Saturday, July 26, 2008

From Loneliness to Solitude

I have been reading a great little book lately entitled Reaching Out by Henri Nouwen. I am truly amazed at how this little book written around thirty years ago is so relevant today. One part of the book that seems to really speak profoundly to our times is when Nouwen writes about moving from loneliness to solitude.

“By running away from our loneliness and by trying to distract ourselves with people and special experiences, we do not realistically deal with our human predicament. We are in danger of becoming unhappy people suffering from many unsatisfied cravings and tortured by desires and expectations that never can be fulfilled. Does not all creativity ask for a certain encounter with our loneliness, and does not the fear of this encounter severely limit our possible self expression?” –Henri Nouwen, Reaching Out (P28)

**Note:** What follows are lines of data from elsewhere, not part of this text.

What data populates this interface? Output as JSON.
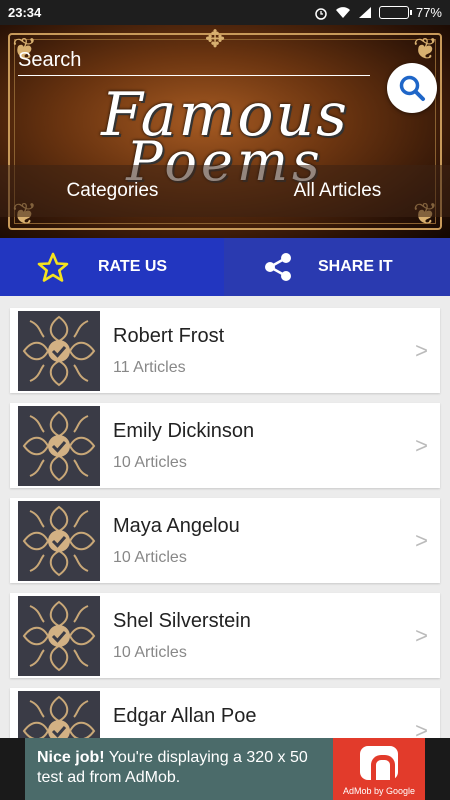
{
  "status": {
    "time": "23:34",
    "battery": "77%",
    "battery_level": 0.77
  },
  "header": {
    "search_label": "Search",
    "logo_line1": "Famous",
    "logo_line2": "Poems",
    "tabs": [
      {
        "label": "Categories"
      },
      {
        "label": "All Articles"
      }
    ]
  },
  "actions": {
    "rate": {
      "label": "RATE US",
      "icon": "star-icon"
    },
    "share": {
      "label": "SHARE IT",
      "icon": "share-icon"
    }
  },
  "authors": [
    {
      "name": "Robert Frost",
      "count": "11 Articles"
    },
    {
      "name": "Emily Dickinson",
      "count": "10 Articles"
    },
    {
      "name": "Maya Angelou",
      "count": "10 Articles"
    },
    {
      "name": "Shel Silverstein",
      "count": "10 Articles"
    },
    {
      "name": "Edgar Allan Poe",
      "count": ""
    }
  ],
  "chevron": ">",
  "ad": {
    "headline": "Nice job!",
    "body": " You're displaying a 320 x 50 test ad from AdMob.",
    "byline": "AdMob by Google"
  },
  "colors": {
    "action_rate": "#2236c0",
    "action_share": "#2a3ab0",
    "star": "#f4e21e",
    "ad_bg": "#4b6b6a",
    "ad_logo": "#e23b2b"
  }
}
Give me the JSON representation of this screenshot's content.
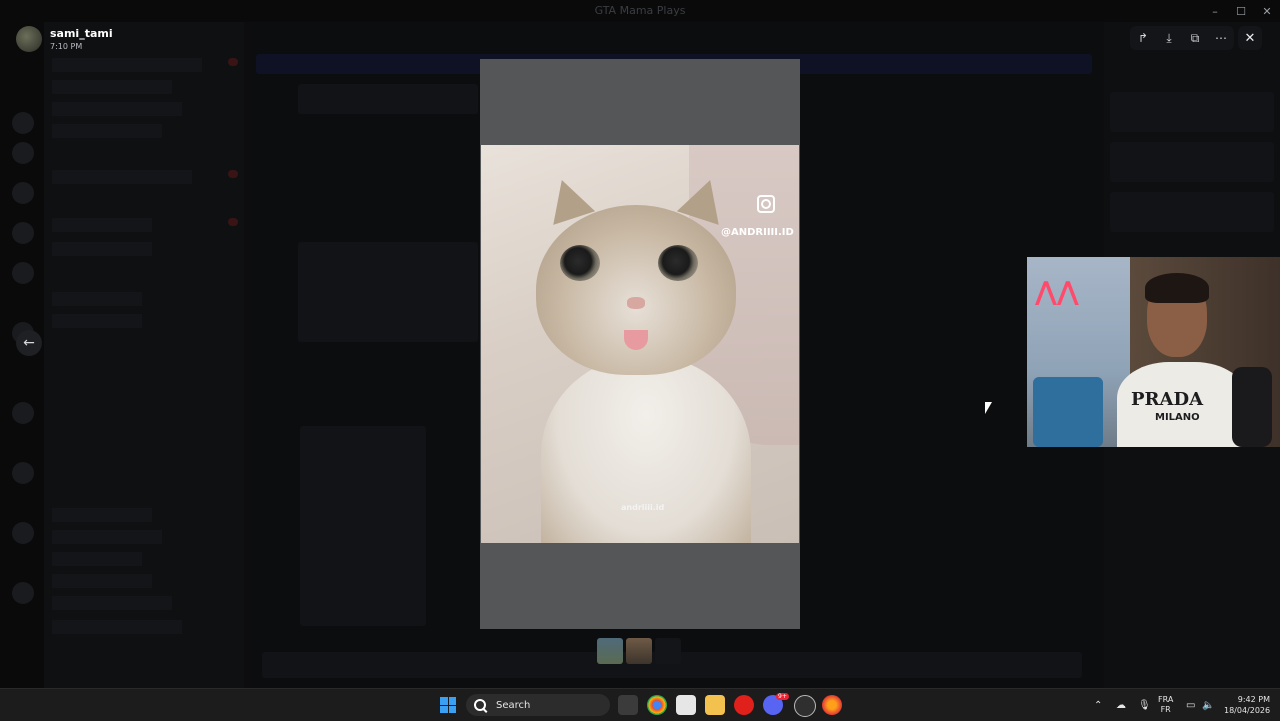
{
  "window": {
    "title": "GTA Mama Plays"
  },
  "viewer": {
    "user": {
      "name": "sami_tami",
      "time": "7:10 PM"
    },
    "photo": {
      "ig_handle": "@ANDRIIII.ID",
      "watermark": "andriiii.id"
    },
    "thumbnails": [
      "thumb-1",
      "thumb-2",
      "thumb-3"
    ]
  },
  "taskbar": {
    "search_label": "Search",
    "language": {
      "top": "FRA",
      "bottom": "FR"
    },
    "clock": {
      "time": "9:42 PM",
      "date": "18/04/2026"
    },
    "discord_badge": "9+"
  },
  "webcam": {
    "shirt_text": "PRADA",
    "shirt_subtext": "MILANO"
  },
  "colors": {
    "accent": "#3aa0f3",
    "overlay_bg": "#0b0b0c",
    "viewer_bg": "#555657"
  }
}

When I read these words I cannot help but wonder how so many of the things I busy myself with whether internet or emails, or ipods or books, or reality TV shows can so easily become distractions from confronting my fears of loneliness not too unlike the alcoholic or drug addict whose only thoughts about the immediate future are how to get enough euphoria-producing chemicals lined up so that he or she will not have to face the screaming silence inside. My addiction to the distractions of the modern world is evidenced by how hard it is for me to simply sit for any length of time in silence, and this is not good, because it stunts my ability to connect with what’s going on the inside and furthermore my capacity to connect with God and other people.

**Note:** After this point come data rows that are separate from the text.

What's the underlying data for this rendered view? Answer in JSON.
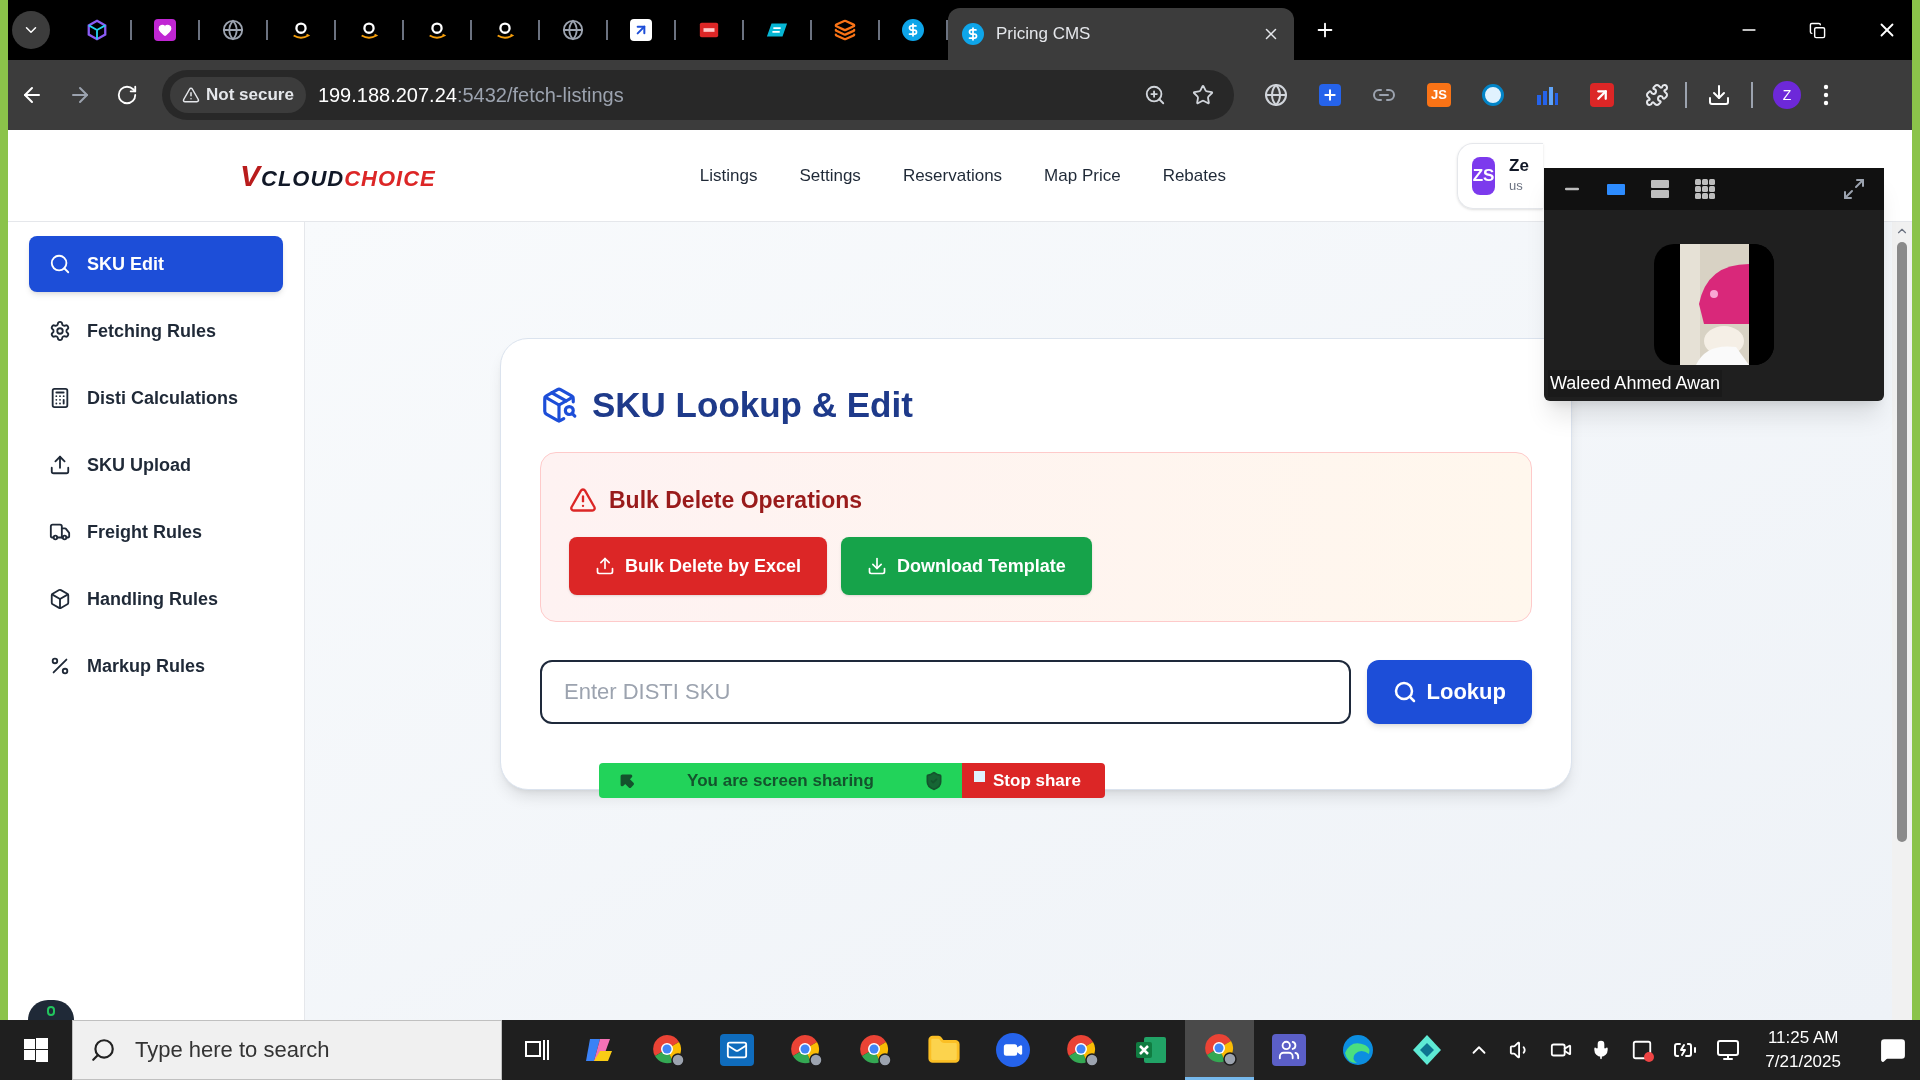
{
  "browser": {
    "tabs": [
      {
        "kind": "cube",
        "selected": false
      },
      {
        "kind": "heart",
        "selected": false
      },
      {
        "kind": "globe",
        "selected": false
      },
      {
        "kind": "smile",
        "selected": false
      },
      {
        "kind": "smile",
        "selected": false
      },
      {
        "kind": "smile",
        "selected": false
      },
      {
        "kind": "smile",
        "selected": false
      },
      {
        "kind": "globe",
        "selected": false
      },
      {
        "kind": "square-arrow",
        "selected": false
      },
      {
        "kind": "tag",
        "selected": false
      },
      {
        "kind": "parallelogram",
        "selected": false
      },
      {
        "kind": "layers",
        "selected": false
      },
      {
        "kind": "dollar",
        "selected": false
      },
      {
        "kind": "dollar",
        "title": "Pricing CMS",
        "selected": true
      }
    ],
    "security": "Not secure",
    "url_host": "199.188.207.24",
    "url_path": ":5432/fetch-listings",
    "profile": "Z",
    "extensions": [
      {
        "kind": "globe"
      },
      {
        "kind": "plus"
      },
      {
        "kind": "link"
      },
      {
        "kind": "badge",
        "text": "JS"
      },
      {
        "kind": "circle"
      },
      {
        "kind": "bars"
      },
      {
        "kind": "arrow"
      },
      {
        "kind": "puzzle"
      }
    ]
  },
  "header": {
    "logo": {
      "mark": "V",
      "part_1": "CLOUD",
      "part_2": "CHOICE"
    },
    "nav": [
      "Listings",
      "Settings",
      "Reservations",
      "Map Price",
      "Rebates"
    ],
    "user": {
      "initials": "ZS",
      "name": "Ze",
      "role": "us"
    }
  },
  "sidebar": {
    "items": [
      {
        "label": "SKU Edit",
        "kind": "search",
        "selected": true
      },
      {
        "label": "Fetching Rules",
        "kind": "gear",
        "selected": false
      },
      {
        "label": "Disti Calculations",
        "kind": "calculator",
        "selected": false
      },
      {
        "label": "SKU Upload",
        "kind": "upload",
        "selected": false
      },
      {
        "label": "Freight Rules",
        "kind": "truck",
        "selected": false
      },
      {
        "label": "Handling Rules",
        "kind": "box",
        "selected": false
      },
      {
        "label": "Markup Rules",
        "kind": "percent",
        "selected": false
      }
    ]
  },
  "lookup": {
    "title": "SKU Lookup & Edit",
    "bulk": {
      "title": "Bulk Delete Operations",
      "buttons": [
        {
          "label": "Bulk Delete by Excel",
          "kind": "danger"
        },
        {
          "label": "Download Template",
          "kind": "success"
        }
      ]
    },
    "input": {
      "placeholder": "Enter DISTI SKU"
    },
    "button": "Lookup"
  },
  "share_bar": {
    "message": "You are screen sharing",
    "stop": "Stop share"
  },
  "video": {
    "views": [
      {
        "kind": "speaker",
        "selected": true
      },
      {
        "kind": "strip",
        "selected": false
      },
      {
        "kind": "gallery",
        "selected": false
      }
    ],
    "participant": "Waleed Ahmed Awan"
  },
  "taskbar": {
    "search_placeholder": "Type here to search",
    "apps": [
      {
        "kind": "swirl",
        "selected": false
      },
      {
        "kind": "tricolor",
        "selected": false
      },
      {
        "kind": "mail",
        "selected": false
      },
      {
        "kind": "tricolor",
        "selected": false
      },
      {
        "kind": "tricolor",
        "selected": false
      },
      {
        "kind": "folder",
        "selected": false
      },
      {
        "kind": "video",
        "selected": false
      },
      {
        "kind": "tricolor",
        "selected": false
      },
      {
        "kind": "sheet",
        "selected": false
      },
      {
        "kind": "tricolor",
        "selected": true
      },
      {
        "kind": "people",
        "selected": false
      },
      {
        "kind": "wave",
        "selected": false
      },
      {
        "kind": "diamond",
        "selected": false
      }
    ],
    "time": "11:25 AM",
    "date": "7/21/2025"
  }
}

In the last few months I have made a conscious attempt to listen to less music, to read slower, to get outside more, to check my emails later in the mornings; I am finding that by making an effort at putting away distractions I am slowly beginning to confront that place of loneliness within and replacing it with solitude of heart.

The irony of our modern world is that it promises connection but only brings further fragmentation. The spiritual irony is that solitude of heart, achieved by purposefully eliminating pain-numbing distractions (even when they promise connection) actually connects us in a more meaningful way with ourselves and others.

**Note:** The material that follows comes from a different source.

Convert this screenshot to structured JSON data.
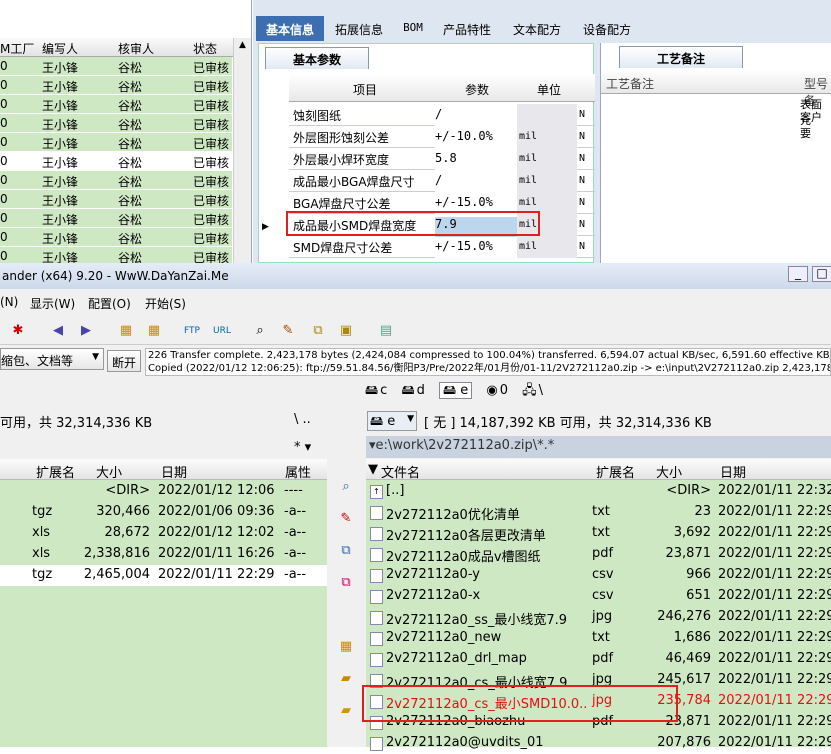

1 comment:

randall said...

Nice. Here I sit first thing in the morning, having my breakfast and getting "conected" to my friends through their blogs doing just the thing you are talking about. It has become a morning ritual as I have moved away from the newspaper because I thought it was keeping me from solitude. I will have to consider what you say here and how it effects me.